 Ancare New Zealand Ltd v Cyanamid of NZ Ltd  NZCA 127;  3 NZLR 299, 309.
 B Sherman, 'Patent Law in a Time of Change: Non-Obviousness and Biotechnology' (1990) 10 Oxford Journal of Legal Studies 278, 283.
 Ancare New Zealand Ltd v Cyanamid of NZ Ltd  NZCA 127;  3 NZLR 299, 315 (Gault J).
 Biogen Inc v Medeva plc  UKHL 18;  RPC 1, 34.
 P E Montague, 'Biotechnology Patents and the Problem of Obviousness' (1993) 4 Australian Intellectual Property Journal 3.
 Hampton and Baker, above n 8, 269.
 In re Sigco 36 USPQ 2d 1380 (Fed Cir, 1995).
 R H Kjeldgaard and D R Marsh 'Recent Developments in the Patent Protection of Plant-based Technology in the United States'  European Intellectual Property Review 16.
 See Part V.
 Biogen Inc v Medeva plc  UKHL 18;  RPC 1, 45.
 Biogen Inc v Medeva Plc  RPC 25.
 Biogen Inc v Medeva plc  UKHL 18;  RPC 1, 45.
 Ibid 52.
 Ibid 51 (Lord Hoffmann).
 Ibid 52 (Lord Hoffmann).
 T Roberts, 'Broad Claims for Biotechnological Inventions'  European Intellectual Property Review 371.

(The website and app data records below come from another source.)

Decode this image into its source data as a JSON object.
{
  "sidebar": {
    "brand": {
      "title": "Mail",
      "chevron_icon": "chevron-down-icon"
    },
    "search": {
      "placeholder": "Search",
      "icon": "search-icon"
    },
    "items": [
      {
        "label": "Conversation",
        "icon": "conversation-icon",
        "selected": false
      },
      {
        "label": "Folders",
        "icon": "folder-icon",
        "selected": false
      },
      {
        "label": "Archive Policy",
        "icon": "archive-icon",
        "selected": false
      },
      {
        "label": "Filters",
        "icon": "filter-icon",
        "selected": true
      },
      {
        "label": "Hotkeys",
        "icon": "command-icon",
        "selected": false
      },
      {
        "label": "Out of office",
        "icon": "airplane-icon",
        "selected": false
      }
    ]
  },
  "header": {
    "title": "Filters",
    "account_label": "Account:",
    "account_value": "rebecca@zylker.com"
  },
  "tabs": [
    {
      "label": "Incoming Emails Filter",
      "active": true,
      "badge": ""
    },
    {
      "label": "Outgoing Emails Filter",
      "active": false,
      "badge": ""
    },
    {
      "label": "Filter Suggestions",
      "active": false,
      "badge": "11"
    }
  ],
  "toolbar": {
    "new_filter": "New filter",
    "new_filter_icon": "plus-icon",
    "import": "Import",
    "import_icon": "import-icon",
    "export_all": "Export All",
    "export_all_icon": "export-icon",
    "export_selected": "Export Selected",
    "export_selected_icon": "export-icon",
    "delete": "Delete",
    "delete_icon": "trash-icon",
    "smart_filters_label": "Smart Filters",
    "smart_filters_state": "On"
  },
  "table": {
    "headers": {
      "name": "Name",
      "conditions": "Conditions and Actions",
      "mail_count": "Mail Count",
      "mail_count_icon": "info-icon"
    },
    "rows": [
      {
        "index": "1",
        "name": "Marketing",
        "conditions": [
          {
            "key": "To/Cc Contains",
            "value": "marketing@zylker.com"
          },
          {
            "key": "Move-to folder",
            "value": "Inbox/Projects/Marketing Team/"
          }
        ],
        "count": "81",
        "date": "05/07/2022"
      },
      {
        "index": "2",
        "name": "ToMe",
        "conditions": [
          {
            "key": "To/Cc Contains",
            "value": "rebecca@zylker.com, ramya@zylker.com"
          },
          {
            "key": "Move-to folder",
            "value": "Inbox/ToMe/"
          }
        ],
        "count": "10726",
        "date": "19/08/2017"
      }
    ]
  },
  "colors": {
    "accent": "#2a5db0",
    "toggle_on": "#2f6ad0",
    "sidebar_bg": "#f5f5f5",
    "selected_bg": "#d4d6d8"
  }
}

 R S Crespi, 'Biotechnology, Broad Claims and the EPC’  European Intellectual Property Review 267.
 Biogen Inc v Medevaplc  UKHL 18;  RPC 1, 51.
 Ibid 52.
 GENENTECH/Polypeptide expression T292/85  EPOR 1.
 Roberts, above n 142, 371.
 Ancare New Zealand Ltd v Cyanamid of NZ Ltd  NZCA 127;  3 NZLR 299, 315.
 Eisenberg, above n 26, 177.
 Patents Act 1953 (NZ) s 10(3), (4).
 Electric & Musical Industries Ltd v Lissen Ltd (1939) 56 RPC 23.